Fodor said he nominated Baker because he thought, with her experience in the position, she “could get us back on track.
“She knows the ins and outs of everything. She knows how the system works.”
He expressed hope there would be the same level of interest in the post during the 2015 municipal elections.
“We did have a lot of good candidates,” Bertolino agreed. “I think any one of them could have done a good job.”
He said Baker is “a good fit at this time. She knows the job. She did it for a long time.”
Also applying for the tax collector appointment were: Patty Lance, who retired four years ago from a 41-year career in the banking field; Robert Nolan, a retired postmaster with 43 years of service who ran second to Tarasovich in November's polling for the collector post; Dan Ringler, who cited skills in accounting, customer service and communication; and Jonathan Santoro, a local volunteer firefighter and accounting graduate.
Evans noted the tax collector earned about $32,000 in 2012 — split among the taxing bodies as follows: borough, $13,500; school district, $10,000; and county, $8,500.
Civil service posts vacant
Bertolino suggested those who failed to win the tax collector appointment could consider applying for other appointed, but unpaid posts that are up for grabs on various borough boards.
Two of the three appointed seats on the borough civil service commission currently are vacant. With the Feb. 2 death of Don Peace, who chaired the commission, Irv Lindsey is the sole active member of that panel. At least one of the two remaining seats must be filled before the commission can meet or take action.
Borough officials informally discussed the possibility of appointing a council member to fill one of the vacancies.
Evans noted the civil service commission is required to meet at least once a year. The commission also has input on hirings of full-time borough police officers and on some disciplinary matters regarding officers.
Jeff Himler is an editor for Trib Total Media. He can be reached at 724-459-6100, ext. 2910 or email@example.com.
Show commenting policy
TribLive commenting policy
You are solely responsible for your comments and by using TribLive.com you agree to our Terms of Service.
We moderate comments. Our goal is to provide substantive commentary for a general readership.
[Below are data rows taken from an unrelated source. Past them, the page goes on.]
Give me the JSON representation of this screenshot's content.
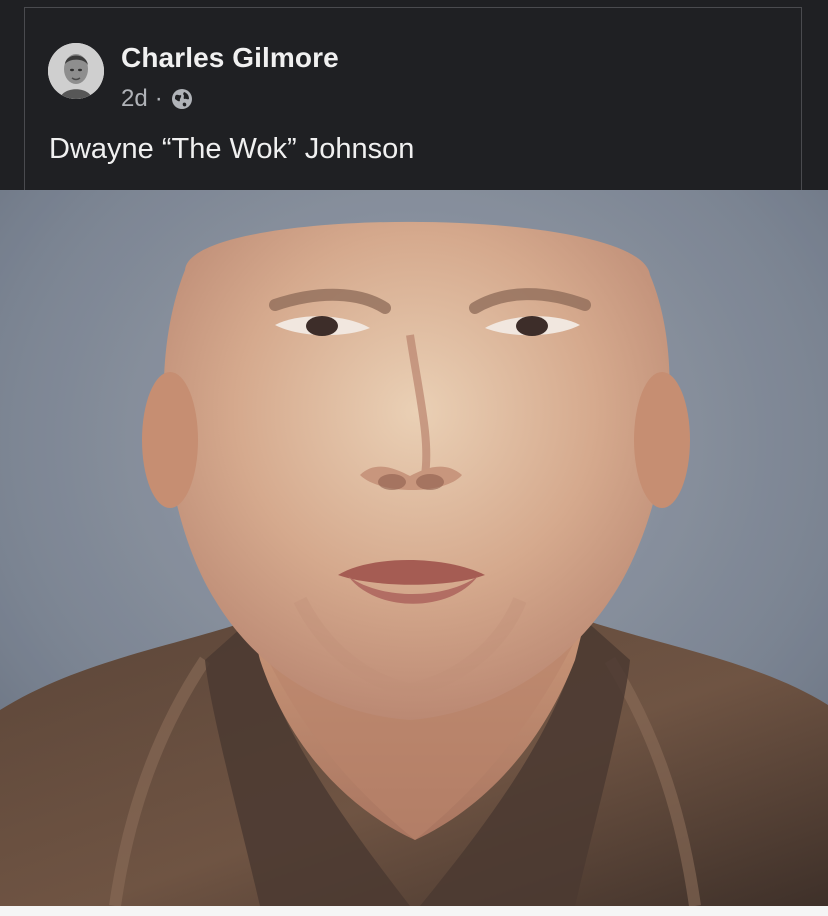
{
  "post": {
    "author": "Charles Gilmore",
    "timestamp": "2d",
    "separator": "·",
    "privacy_icon": "globe-icon",
    "text": "Dwayne “The Wok” Johnson"
  },
  "image": {
    "subject": "portrait-photo"
  },
  "colors": {
    "header_background": "#1f2023",
    "author_text": "#f0f0f0",
    "meta_text": "#b0b3b8"
  }
}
By screening submissions, we provide a space where readers can share intelligent and informed commentary that enhances the quality of our news and information.
While most comments will be posted if they are on-topic and not abusive, moderating decisions are subjective. We will make them as carefully and consistently as we can. Because of the volume of reader comments, we cannot review individual moderation decisions with readers.
We value thoughtful comments representing a range of views that make their point quickly and politely. We make an effort to protect discussions from repeated comments either by the same reader or different readers.
We follow the same standards for taste as the daily newspaper. A few things we won't tolerate: personal attacks, obscenity, vulgarity, profanity (including expletives and letters followed by dashes), commercial promotion, impersonations, incoherence, proselytizing and SHOUTING. Don't include URLs to Web sites.
We do not edit comments. They are either approved or deleted. We reserve the right to edit a comment that is quoted or excerpted in an article. In this case, we may fix spelling and punctuation.
We welcome strong opinions and criticism of our work, but we don't want comments to become bogged down with discussions of our policies and we will moderate accordingly.
We appreciate it when readers and people quoted in articles or blog posts point out errors of fact or emphasis and will investigate all assertions. But these suggestions should be sent via e-mail. To avoid distracting other readers, we won't publish comments that suggest a correction. Instead, corrections will be made in a blog post or in an article.